* EXERCISE DESCRIPTION *
In the records, each line holding "strong" must be reported.

Records excerpted from a collection:

= = =

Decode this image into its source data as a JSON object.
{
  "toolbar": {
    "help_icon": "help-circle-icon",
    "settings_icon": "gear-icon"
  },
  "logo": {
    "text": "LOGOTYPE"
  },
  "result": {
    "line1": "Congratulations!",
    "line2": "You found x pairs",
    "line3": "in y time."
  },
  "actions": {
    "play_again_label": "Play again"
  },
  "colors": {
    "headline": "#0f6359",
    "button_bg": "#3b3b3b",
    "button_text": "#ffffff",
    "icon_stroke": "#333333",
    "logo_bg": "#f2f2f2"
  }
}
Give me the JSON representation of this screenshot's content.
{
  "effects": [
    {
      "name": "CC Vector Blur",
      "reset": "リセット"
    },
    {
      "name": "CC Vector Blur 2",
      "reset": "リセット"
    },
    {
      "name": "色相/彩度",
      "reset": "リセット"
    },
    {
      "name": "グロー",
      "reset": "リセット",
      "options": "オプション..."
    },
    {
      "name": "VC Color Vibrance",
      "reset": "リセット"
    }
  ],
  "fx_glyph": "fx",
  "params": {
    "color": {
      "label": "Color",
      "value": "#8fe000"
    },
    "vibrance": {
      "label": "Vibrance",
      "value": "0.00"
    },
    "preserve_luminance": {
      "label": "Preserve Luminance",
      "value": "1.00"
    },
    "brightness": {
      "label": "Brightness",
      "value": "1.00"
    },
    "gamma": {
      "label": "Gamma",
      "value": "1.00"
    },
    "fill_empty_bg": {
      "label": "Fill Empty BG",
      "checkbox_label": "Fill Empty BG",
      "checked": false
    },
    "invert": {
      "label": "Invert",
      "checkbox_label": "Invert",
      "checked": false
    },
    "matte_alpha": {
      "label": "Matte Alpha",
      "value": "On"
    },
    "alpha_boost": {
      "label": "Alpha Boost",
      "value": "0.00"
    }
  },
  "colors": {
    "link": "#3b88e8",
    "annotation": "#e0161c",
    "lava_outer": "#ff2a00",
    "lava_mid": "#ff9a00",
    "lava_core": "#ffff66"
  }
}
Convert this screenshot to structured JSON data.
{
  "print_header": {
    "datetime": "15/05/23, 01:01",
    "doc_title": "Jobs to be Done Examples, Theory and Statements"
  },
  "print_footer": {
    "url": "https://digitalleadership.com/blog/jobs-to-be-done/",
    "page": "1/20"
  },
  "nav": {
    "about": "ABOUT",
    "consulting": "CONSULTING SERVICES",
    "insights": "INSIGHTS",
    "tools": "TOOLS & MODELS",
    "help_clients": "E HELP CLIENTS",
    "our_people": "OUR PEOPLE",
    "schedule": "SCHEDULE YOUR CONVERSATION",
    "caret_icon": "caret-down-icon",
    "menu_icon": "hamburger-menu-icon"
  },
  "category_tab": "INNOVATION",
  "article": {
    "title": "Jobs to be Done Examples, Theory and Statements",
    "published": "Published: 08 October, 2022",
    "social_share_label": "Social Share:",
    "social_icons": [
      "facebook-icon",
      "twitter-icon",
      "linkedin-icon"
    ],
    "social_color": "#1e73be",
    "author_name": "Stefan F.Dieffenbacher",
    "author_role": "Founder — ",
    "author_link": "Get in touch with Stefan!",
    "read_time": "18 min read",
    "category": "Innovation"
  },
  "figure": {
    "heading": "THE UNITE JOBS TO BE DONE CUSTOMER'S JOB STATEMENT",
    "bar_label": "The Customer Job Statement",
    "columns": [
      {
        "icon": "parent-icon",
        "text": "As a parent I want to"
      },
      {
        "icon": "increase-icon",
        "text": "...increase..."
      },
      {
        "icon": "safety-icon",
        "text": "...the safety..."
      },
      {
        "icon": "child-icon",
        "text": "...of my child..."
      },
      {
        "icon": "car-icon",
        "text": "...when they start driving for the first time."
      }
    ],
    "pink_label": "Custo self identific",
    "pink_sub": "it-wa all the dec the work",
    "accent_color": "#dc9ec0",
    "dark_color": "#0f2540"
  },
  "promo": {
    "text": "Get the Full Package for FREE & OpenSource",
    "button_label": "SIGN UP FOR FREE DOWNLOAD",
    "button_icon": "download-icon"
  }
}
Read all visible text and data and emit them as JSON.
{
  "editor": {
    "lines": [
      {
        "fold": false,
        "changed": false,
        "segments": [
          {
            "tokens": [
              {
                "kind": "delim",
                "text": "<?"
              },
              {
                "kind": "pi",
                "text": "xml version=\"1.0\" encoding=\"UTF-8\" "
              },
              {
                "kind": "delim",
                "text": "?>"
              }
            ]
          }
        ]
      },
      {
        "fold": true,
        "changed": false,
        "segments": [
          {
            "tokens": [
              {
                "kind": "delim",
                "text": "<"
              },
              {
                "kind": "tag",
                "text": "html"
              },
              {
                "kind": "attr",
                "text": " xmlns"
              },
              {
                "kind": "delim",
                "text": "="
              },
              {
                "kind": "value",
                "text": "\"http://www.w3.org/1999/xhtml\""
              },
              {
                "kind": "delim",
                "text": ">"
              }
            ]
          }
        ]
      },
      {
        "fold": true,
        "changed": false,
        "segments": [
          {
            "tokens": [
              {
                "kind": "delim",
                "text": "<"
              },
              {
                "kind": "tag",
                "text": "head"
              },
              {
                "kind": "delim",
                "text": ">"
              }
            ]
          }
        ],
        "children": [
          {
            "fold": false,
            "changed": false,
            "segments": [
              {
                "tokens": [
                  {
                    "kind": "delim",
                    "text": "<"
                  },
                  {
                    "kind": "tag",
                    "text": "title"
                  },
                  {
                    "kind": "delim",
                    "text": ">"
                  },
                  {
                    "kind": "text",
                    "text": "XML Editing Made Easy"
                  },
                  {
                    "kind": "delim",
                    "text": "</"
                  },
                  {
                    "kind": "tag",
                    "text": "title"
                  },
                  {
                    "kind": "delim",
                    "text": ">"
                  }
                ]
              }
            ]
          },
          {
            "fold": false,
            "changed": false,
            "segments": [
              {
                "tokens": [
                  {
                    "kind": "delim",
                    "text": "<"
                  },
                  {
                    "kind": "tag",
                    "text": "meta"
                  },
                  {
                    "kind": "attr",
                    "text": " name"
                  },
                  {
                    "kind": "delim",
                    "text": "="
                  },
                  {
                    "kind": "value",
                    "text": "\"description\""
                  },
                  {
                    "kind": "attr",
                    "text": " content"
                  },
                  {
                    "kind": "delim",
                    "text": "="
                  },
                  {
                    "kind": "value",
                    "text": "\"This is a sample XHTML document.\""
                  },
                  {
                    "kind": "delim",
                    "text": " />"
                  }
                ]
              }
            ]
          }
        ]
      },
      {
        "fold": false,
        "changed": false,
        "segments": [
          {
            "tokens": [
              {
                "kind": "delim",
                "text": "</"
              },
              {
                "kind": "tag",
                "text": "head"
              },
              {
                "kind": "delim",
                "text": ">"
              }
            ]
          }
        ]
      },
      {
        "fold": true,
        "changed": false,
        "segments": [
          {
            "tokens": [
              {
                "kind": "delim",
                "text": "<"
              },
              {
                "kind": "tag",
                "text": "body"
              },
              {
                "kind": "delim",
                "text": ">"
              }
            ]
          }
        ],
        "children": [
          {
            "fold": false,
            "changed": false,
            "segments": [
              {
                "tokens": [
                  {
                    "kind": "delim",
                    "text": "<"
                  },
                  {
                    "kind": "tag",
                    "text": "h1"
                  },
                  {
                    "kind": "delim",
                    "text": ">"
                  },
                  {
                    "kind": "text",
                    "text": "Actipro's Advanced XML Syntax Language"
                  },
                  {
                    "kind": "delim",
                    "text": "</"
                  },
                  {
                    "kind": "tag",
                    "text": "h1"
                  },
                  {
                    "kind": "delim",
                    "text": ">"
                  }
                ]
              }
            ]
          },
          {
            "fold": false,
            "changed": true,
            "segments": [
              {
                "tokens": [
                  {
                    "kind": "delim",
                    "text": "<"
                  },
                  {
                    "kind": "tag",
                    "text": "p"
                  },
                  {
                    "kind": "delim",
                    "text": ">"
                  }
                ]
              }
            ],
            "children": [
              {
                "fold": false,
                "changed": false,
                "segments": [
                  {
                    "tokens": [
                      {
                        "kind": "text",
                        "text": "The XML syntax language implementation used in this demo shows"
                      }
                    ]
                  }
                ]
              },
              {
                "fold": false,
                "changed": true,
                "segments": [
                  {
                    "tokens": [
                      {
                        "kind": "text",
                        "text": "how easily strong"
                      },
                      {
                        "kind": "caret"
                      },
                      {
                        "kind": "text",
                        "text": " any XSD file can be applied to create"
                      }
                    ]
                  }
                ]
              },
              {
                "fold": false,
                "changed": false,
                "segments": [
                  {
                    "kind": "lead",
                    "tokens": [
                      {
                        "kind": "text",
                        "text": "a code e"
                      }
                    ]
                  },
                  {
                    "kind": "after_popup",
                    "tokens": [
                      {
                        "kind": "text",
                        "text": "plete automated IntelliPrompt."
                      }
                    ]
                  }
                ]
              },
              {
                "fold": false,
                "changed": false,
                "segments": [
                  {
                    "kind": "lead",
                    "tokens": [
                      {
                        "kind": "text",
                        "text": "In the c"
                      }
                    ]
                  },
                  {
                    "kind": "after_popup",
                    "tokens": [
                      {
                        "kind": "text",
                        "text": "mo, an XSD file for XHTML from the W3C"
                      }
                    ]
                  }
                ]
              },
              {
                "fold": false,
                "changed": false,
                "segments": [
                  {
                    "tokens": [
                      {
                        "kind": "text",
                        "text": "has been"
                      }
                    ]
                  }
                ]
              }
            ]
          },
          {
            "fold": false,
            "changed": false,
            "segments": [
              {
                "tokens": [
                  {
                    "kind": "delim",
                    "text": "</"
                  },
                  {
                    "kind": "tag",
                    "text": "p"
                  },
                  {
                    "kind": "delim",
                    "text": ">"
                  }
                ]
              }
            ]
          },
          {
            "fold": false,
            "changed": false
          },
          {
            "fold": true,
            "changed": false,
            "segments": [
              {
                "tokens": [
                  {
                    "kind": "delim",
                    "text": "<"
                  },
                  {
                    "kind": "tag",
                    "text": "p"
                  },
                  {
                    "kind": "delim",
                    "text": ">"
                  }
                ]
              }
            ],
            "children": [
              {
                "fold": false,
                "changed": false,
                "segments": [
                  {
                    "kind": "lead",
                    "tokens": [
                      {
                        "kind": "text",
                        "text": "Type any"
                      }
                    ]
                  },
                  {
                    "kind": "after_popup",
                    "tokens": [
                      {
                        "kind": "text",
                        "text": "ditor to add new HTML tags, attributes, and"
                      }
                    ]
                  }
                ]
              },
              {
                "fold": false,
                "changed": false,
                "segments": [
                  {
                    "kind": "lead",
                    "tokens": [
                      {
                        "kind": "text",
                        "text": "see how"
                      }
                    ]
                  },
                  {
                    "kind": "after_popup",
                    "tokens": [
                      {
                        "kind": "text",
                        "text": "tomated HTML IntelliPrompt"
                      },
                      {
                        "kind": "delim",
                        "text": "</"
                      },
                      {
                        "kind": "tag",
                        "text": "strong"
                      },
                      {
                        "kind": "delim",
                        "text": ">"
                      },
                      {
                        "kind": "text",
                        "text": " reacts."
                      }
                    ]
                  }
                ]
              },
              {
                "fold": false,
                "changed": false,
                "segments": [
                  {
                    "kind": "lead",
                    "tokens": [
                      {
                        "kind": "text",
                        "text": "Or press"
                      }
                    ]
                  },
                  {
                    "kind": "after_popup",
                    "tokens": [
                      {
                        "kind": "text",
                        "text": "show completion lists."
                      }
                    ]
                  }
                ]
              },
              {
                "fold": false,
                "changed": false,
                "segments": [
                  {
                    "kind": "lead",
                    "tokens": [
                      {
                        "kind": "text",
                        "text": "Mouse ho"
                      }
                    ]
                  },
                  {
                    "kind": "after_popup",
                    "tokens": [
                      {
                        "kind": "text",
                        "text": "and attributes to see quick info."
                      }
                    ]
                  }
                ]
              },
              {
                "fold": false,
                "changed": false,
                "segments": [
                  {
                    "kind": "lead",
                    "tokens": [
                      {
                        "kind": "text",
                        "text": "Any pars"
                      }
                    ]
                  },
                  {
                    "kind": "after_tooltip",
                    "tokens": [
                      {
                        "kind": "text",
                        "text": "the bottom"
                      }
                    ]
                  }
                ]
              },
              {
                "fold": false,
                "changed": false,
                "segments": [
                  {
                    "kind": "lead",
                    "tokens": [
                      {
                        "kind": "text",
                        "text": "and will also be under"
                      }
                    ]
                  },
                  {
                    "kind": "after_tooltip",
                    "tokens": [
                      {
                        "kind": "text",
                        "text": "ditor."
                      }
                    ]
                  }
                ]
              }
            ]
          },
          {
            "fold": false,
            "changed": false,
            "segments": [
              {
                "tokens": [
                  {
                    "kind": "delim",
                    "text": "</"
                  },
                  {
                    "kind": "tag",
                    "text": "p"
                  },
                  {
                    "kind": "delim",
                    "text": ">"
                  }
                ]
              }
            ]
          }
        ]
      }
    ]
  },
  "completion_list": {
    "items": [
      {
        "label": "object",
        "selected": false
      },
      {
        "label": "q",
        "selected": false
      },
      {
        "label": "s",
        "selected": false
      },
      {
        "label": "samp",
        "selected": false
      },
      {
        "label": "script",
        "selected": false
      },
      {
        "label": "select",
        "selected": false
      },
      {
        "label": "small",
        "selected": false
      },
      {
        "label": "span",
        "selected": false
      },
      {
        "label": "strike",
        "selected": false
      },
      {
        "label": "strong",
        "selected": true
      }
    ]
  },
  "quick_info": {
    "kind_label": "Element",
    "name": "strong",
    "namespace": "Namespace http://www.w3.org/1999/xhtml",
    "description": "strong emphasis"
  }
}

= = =

* RESPONSE BOX *
                        "text": "how easily strong"
                        "text": "strong"
        "label": "strong",
    "name": "strong",
    "description": "strong emphasis"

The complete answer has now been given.